• **REQUIRED WORK**
Copy out every line of the data that follows, exactly.

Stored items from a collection
────────────────────
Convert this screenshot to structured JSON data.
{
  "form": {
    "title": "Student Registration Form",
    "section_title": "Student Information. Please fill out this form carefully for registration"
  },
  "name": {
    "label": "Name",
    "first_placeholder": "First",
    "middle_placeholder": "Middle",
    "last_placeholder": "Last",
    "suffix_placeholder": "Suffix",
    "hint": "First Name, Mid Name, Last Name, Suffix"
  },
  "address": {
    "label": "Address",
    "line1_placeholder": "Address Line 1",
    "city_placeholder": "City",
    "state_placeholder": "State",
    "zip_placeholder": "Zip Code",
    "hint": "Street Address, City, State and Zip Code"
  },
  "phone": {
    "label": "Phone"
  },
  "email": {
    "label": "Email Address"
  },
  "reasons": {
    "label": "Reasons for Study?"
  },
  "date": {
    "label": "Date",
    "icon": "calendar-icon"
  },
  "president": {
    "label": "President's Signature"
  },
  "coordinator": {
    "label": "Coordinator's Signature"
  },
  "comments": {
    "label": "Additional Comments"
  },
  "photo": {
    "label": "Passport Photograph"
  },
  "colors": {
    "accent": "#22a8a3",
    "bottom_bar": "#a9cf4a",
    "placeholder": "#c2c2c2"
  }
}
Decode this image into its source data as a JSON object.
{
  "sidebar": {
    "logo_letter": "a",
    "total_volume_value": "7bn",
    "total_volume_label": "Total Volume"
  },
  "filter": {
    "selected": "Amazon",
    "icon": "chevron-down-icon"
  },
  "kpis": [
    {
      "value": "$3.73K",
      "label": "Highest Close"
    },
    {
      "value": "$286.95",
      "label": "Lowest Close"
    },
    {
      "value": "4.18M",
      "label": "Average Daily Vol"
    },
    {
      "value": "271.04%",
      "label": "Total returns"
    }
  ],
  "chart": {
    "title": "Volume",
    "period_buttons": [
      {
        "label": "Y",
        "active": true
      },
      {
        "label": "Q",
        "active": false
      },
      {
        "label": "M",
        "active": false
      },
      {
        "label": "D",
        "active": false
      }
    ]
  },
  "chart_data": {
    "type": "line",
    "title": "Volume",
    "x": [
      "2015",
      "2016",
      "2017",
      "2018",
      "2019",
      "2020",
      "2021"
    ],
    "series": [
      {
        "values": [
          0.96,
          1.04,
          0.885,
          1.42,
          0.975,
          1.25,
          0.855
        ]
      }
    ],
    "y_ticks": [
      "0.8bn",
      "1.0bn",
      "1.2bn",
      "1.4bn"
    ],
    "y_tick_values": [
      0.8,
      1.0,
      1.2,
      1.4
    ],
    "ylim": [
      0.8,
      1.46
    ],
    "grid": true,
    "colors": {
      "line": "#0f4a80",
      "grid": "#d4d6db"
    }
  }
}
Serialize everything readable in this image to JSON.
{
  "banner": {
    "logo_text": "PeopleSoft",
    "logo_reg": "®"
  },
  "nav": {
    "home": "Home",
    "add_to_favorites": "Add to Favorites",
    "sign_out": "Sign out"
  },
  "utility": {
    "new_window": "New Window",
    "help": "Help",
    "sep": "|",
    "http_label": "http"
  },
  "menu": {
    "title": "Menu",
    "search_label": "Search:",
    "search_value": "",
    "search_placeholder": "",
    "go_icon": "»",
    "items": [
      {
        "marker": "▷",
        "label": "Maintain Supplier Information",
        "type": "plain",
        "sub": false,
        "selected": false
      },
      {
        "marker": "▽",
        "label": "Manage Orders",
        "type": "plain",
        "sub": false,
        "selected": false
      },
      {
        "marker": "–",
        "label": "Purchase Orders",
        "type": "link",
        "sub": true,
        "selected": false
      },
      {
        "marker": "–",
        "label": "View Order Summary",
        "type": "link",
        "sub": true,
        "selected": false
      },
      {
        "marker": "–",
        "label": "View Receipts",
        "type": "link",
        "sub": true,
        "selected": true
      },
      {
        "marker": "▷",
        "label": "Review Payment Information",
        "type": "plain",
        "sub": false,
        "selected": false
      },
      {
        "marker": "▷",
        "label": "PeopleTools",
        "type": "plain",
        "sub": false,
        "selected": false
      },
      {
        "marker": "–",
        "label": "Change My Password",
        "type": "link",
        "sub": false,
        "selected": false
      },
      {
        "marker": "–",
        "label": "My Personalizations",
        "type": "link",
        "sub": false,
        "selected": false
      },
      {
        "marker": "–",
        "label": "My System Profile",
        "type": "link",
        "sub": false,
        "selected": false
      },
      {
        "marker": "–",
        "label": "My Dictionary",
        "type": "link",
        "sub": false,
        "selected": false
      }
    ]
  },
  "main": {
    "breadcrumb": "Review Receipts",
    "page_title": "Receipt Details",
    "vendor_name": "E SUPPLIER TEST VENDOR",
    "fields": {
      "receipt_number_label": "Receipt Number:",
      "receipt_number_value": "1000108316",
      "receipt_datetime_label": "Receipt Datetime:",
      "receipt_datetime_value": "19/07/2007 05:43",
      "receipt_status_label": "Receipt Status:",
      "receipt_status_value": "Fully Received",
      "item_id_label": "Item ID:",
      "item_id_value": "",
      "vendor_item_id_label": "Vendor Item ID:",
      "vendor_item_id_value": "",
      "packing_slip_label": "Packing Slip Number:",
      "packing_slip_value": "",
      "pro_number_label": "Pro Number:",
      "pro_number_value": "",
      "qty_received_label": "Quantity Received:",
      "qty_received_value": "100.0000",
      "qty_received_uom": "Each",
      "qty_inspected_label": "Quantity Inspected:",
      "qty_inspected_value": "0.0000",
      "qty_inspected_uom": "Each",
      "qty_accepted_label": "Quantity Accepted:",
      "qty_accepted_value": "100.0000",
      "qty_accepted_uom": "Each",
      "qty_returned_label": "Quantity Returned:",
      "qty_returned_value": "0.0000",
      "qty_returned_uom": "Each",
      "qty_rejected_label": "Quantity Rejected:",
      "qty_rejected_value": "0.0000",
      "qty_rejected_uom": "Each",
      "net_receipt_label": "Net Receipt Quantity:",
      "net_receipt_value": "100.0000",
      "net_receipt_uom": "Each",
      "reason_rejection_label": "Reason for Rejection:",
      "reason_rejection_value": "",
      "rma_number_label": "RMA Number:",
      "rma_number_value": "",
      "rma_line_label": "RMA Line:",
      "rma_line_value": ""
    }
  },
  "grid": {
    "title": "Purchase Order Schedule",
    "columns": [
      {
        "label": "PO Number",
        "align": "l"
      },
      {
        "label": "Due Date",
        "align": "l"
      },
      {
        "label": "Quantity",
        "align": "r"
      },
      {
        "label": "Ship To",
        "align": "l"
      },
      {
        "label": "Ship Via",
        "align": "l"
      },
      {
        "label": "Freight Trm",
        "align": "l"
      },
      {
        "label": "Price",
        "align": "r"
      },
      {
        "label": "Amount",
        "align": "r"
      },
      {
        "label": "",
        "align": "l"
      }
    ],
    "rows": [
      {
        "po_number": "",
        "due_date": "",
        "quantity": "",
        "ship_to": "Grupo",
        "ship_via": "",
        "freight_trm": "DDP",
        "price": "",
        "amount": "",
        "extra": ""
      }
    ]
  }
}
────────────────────
• **TASK OUTPUT**
Convert this screenshot to structured JSON data.
{
  "form": {
    "title": "Student Registration Form",
    "section_title": "Student Information. Please fill out this form carefully for registration"
  },
  "name": {
    "label": "Name",
    "first_placeholder": "First",
    "middle_placeholder": "Middle",
    "last_placeholder": "Last",
    "suffix_placeholder": "Suffix",
    "hint": "First Name, Mid Name, Last Name, Suffix"
  },
  "address": {
    "label": "Address",
    "line1_placeholder": "Address Line 1",
    "city_placeholder": "City",
    "state_placeholder": "State",
    "zip_placeholder": "Zip Code",
    "hint": "Street Address, City, State and Zip Code"
  },
  "phone": {
    "label": "Phone"
  },
  "email": {
    "label": "Email Address"
  },
  "reasons": {
    "label": "Reasons for Study?"
  },
  "date": {
    "label": "Date",
    "icon": "calendar-icon"
  },
  "president": {
    "label": "President's Signature"
  },
  "coordinator": {
    "label": "Coordinator's Signature"
  },
  "comments": {
    "label": "Additional Comments"
  },
  "photo": {
    "label": "Passport Photograph"
  },
  "colors": {
    "accent": "#22a8a3",
    "bottom_bar": "#a9cf4a",
    "placeholder": "#c2c2c2"
  }
}
Decode this image into its source data as a JSON object.
{
  "sidebar": {
    "logo_letter": "a",
    "total_volume_value": "7bn",
    "total_volume_label": "Total Volume"
  },
  "filter": {
    "selected": "Amazon",
    "icon": "chevron-down-icon"
  },
  "kpis": [
    {
      "value": "$3.73K",
      "label": "Highest Close"
    },
    {
      "value": "$286.95",
      "label": "Lowest Close"
    },
    {
      "value": "4.18M",
      "label": "Average Daily Vol"
    },
    {
      "value": "271.04%",
      "label": "Total returns"
    }
  ],
  "chart": {
    "title": "Volume",
    "period_buttons": [
      {
        "label": "Y",
        "active": true
      },
      {
        "label": "Q",
        "active": false
      },
      {
        "label": "M",
        "active": false
      },
      {
        "label": "D",
        "active": false
      }
    ]
  },
  "chart_data": {
    "type": "line",
    "title": "Volume",
    "x": [
      "2015",
      "2016",
      "2017",
      "2018",
      "2019",
      "2020",
      "2021"
    ],
    "series": [
      {
        "values": [
          0.96,
          1.04,
          0.885,
          1.42,
          0.975,
          1.25,
          0.855
        ]
      }
    ],
    "y_ticks": [
      "0.8bn",
      "1.0bn",
      "1.2bn",
      "1.4bn"
    ],
    "y_tick_values": [
      0.8,
      1.0,
      1.2,
      1.4
    ],
    "ylim": [
      0.8,
      1.46
    ],
    "grid": true,
    "colors": {
      "line": "#0f4a80",
      "grid": "#d4d6db"
    }
  }
}
Serialize everything readable in this image to JSON.
{
  "banner": {
    "logo_text": "PeopleSoft",
    "logo_reg": "®"
  },
  "nav": {
    "home": "Home",
    "add_to_favorites": "Add to Favorites",
    "sign_out": "Sign out"
  },
  "utility": {
    "new_window": "New Window",
    "help": "Help",
    "sep": "|",
    "http_label": "http"
  },
  "menu": {
    "title": "Menu",
    "search_label": "Search:",
    "search_value": "",
    "search_placeholder": "",
    "go_icon": "»",
    "items": [
      {
        "marker": "▷",
        "label": "Maintain Supplier Information",
        "type": "plain",
        "sub": false,
        "selected": false
      },
      {
        "marker": "▽",
        "label": "Manage Orders",
        "type": "plain",
        "sub": false,
        "selected": false
      },
      {
        "marker": "–",
        "label": "Purchase Orders",
        "type": "link",
        "sub": true,
        "selected": false
      },
      {
        "marker": "–",
        "label": "View Order Summary",
        "type": "link",
        "sub": true,
        "selected": false
      },
      {
        "marker": "–",
        "label": "View Receipts",
        "type": "link",
        "sub": true,
        "selected": true
      },
      {
        "marker": "▷",
        "label": "Review Payment Information",
        "type": "plain",
        "sub": false,
        "selected": false
      },
      {
        "marker": "▷",
        "label": "PeopleTools",
        "type": "plain",
        "sub": false,
        "selected": false
      },
      {
        "marker": "–",
        "label": "Change My Password",
        "type": "link",
        "sub": false,
        "selected": false
      },
      {
        "marker": "–",
        "label": "My Personalizations",
        "type": "link",
        "sub": false,
        "selected": false
      },
      {
        "marker": "–",
        "label": "My System Profile",
        "type": "link",
        "sub": false,
        "selected": false
      },
      {
        "marker": "–",
        "label": "My Dictionary",
        "type": "link",
        "sub": false,
        "selected": false
      }
    ]
  },
  "main": {
    "breadcrumb": "Review Receipts",
    "page_title": "Receipt Details",
    "vendor_name": "E SUPPLIER TEST VENDOR",
    "fields": {
      "receipt_number_label": "Receipt Number:",
      "receipt_number_value": "1000108316",
      "receipt_datetime_label": "Receipt Datetime:",
      "receipt_datetime_value": "19/07/2007 05:43",
      "receipt_status_label": "Receipt Status:",
      "receipt_status_value": "Fully Received",
      "item_id_label": "Item ID:",
      "item_id_value": "",
      "vendor_item_id_label": "Vendor Item ID:",
      "vendor_item_id_value": "",
      "packing_slip_label": "Packing Slip Number:",
      "packing_slip_value": "",
      "pro_number_label": "Pro Number:",
      "pro_number_value": "",
      "qty_received_label": "Quantity Received:",
      "qty_received_value": "100.0000",
      "qty_received_uom": "Each",
      "qty_inspected_label": "Quantity Inspected:",
      "qty_inspected_value": "0.0000",
      "qty_inspected_uom": "Each",
      "qty_accepted_label": "Quantity Accepted:",
      "qty_accepted_value": "100.0000",
      "qty_accepted_uom": "Each",
      "qty_returned_label": "Quantity Returned:",
      "qty_returned_value": "0.0000",
      "qty_returned_uom": "Each",
      "qty_rejected_label": "Quantity Rejected:",
      "qty_rejected_value": "0.0000",
      "qty_rejected_uom": "Each",
      "net_receipt_label": "Net Receipt Quantity:",
      "net_receipt_value": "100.0000",
      "net_receipt_uom": "Each",
      "reason_rejection_label": "Reason for Rejection:",
      "reason_rejection_value": "",
      "rma_number_label": "RMA Number:",
      "rma_number_value": "",
      "rma_line_label": "RMA Line:",
      "rma_line_value": ""
    }
  },
  "grid": {
    "title": "Purchase Order Schedule",
    "columns": [
      {
        "label": "PO Number",
        "align": "l"
      },
      {
        "label": "Due Date",
        "align": "l"
      },
      {
        "label": "Quantity",
        "align": "r"
      },
      {
        "label": "Ship To",
        "align": "l"
      },
      {
        "label": "Ship Via",
        "align": "l"
      },
      {
        "label": "Freight Trm",
        "align": "l"
      },
      {
        "label": "Price",
        "align": "r"
      },
      {
        "label": "Amount",
        "align": "r"
      },
      {
        "label": "",
        "align": "l"
      }
    ],
    "rows": [
      {
        "po_number": "",
        "due_date": "",
        "quantity": "",
        "ship_to": "Grupo",
        "ship_via": "",
        "freight_trm": "DDP",
        "price": "",
        "amount": "",
        "extra": ""
      }
    ]
  }
}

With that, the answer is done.